  • Poster presentation
  • Published:

Evaluation of the implementation of a massive transfusion protocol


A massive transfusion protocol (MTP) aims to provide standardized and early delivery of blood products and prohemostatic agents by keeping pre-thawed fresh frozen plasma (FFP) available. Implementation of MTP is assumed to result in transfusion with higher ratios of FFPs and platelets to red blood cells (RBCs). Pre-thawing may also result in waste of FFPs. These MTP benefits or disadvantages have not yet been demonstrated. The aim of this study was to evaluate efficacy of a MTP 1 year after implementation in our level I trauma center in an academic hospital.

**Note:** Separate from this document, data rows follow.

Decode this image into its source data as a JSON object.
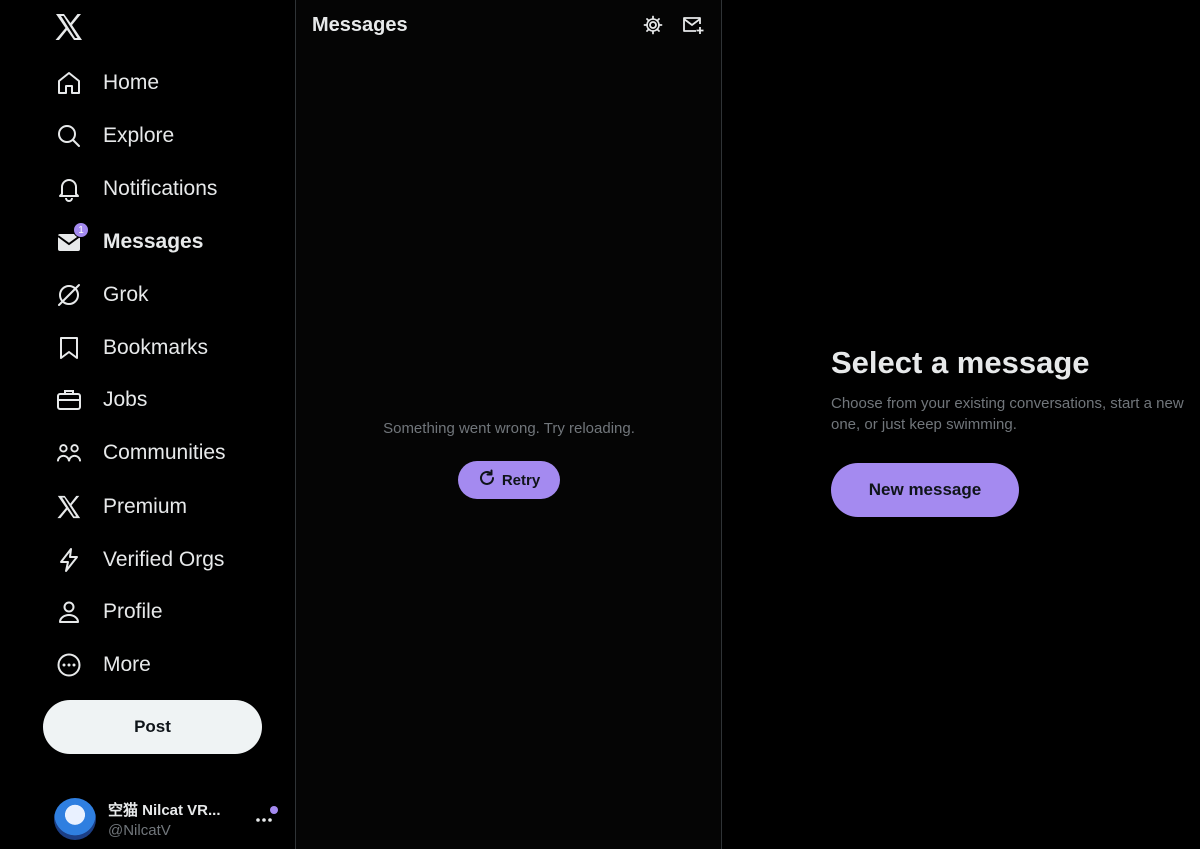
{
  "colors": {
    "background": "#000000",
    "accent": "#a48af0",
    "text": "#e7e9ea",
    "muted": "#71767b",
    "border": "#2f3336"
  },
  "sidebar": {
    "logo_icon": "x-logo-icon",
    "items": [
      {
        "label": "Home",
        "icon": "home-icon"
      },
      {
        "label": "Explore",
        "icon": "search-icon"
      },
      {
        "label": "Notifications",
        "icon": "bell-icon"
      },
      {
        "label": "Messages",
        "icon": "envelope-icon",
        "badge": "1",
        "active": true
      },
      {
        "label": "Grok",
        "icon": "grok-icon"
      },
      {
        "label": "Bookmarks",
        "icon": "bookmark-icon"
      },
      {
        "label": "Jobs",
        "icon": "briefcase-icon"
      },
      {
        "label": "Communities",
        "icon": "communities-icon"
      },
      {
        "label": "Premium",
        "icon": "x-logo-icon"
      },
      {
        "label": "Verified Orgs",
        "icon": "lightning-icon"
      },
      {
        "label": "Profile",
        "icon": "person-icon"
      },
      {
        "label": "More",
        "icon": "more-circle-icon"
      }
    ],
    "post_label": "Post",
    "account": {
      "name": "空猫 Nilcat VR...",
      "handle": "@NilcatV"
    }
  },
  "messages": {
    "title": "Messages",
    "error": "Something went wrong. Try reloading.",
    "retry_label": "Retry"
  },
  "right": {
    "title": "Select a message",
    "subtitle": "Choose from your existing conversations, start a new one, or just keep swimming.",
    "button_label": "New message"
  }
}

A retrospective analysis of an electronic blood bank transfusion database comparing massive transfusion before (January to December 2011) and after (January to December 2012) implementation of MTP. Activation of MTP consists of delivery of packages of 6 units of RBC, 6 units of pre-thawed FFP and 2 units of platelets collected from five donors. Massive bleeding was defined as transfusion ≥10 units of RBCs. Statistics by t test and Mann-Whitney U test.


In 2012, a total of 101 MTP activations was registered. Accurate prediction of massively bleeding patients (n = 30) was 29.7% of MTP activations. Of all massively bleeding patients in 2012, MTP was not activated in 55.2%. In patients for whom MTP was activated, the RBC:FFP ratio was 1:0.9. In patients for whom MTP was activated and who were massively bleeding, the RBC:FFP ratio was 1:0.9, which was significantly higher compared with 1:0.6 in massive bleeders in 2011 (n = 70) (P = 0.001). The median of blood products administered was 12.5 (6 to 21) in massive bleeding after MTP implementation, compared with 8 (3 to 13) in 2011 (P < 0.001). In patients for whom MTP was activated, 9.7% of thawed FFPs were not transfused and wasted. When massive transfusion was accurately predicted, the waste of FFPs was 4.8% versus a waste of 16.2% in the group of unjustified MTP activation.


Implementation of MTP is associated with an increase of blood products transfused and a significant shift of RBC:FFP ratio to 1:1. However, MTP is also associated with a 9.7% waste of FFP. Improving prediction for massive bleeding patients may result in a decrease of wasted, costly blood products.

Author information

Authors and Affiliations


Rights and permissions

Reprints and permissions

About this article

Cite this article

Balvers, A., Coppens, E., Klinkspoor, R. et al. Evaluation of the implementation of a massive transfusion protocol. Crit Care 18 (Suppl 1), P110 (2014).

Download citation

  • Published:

  • DOI: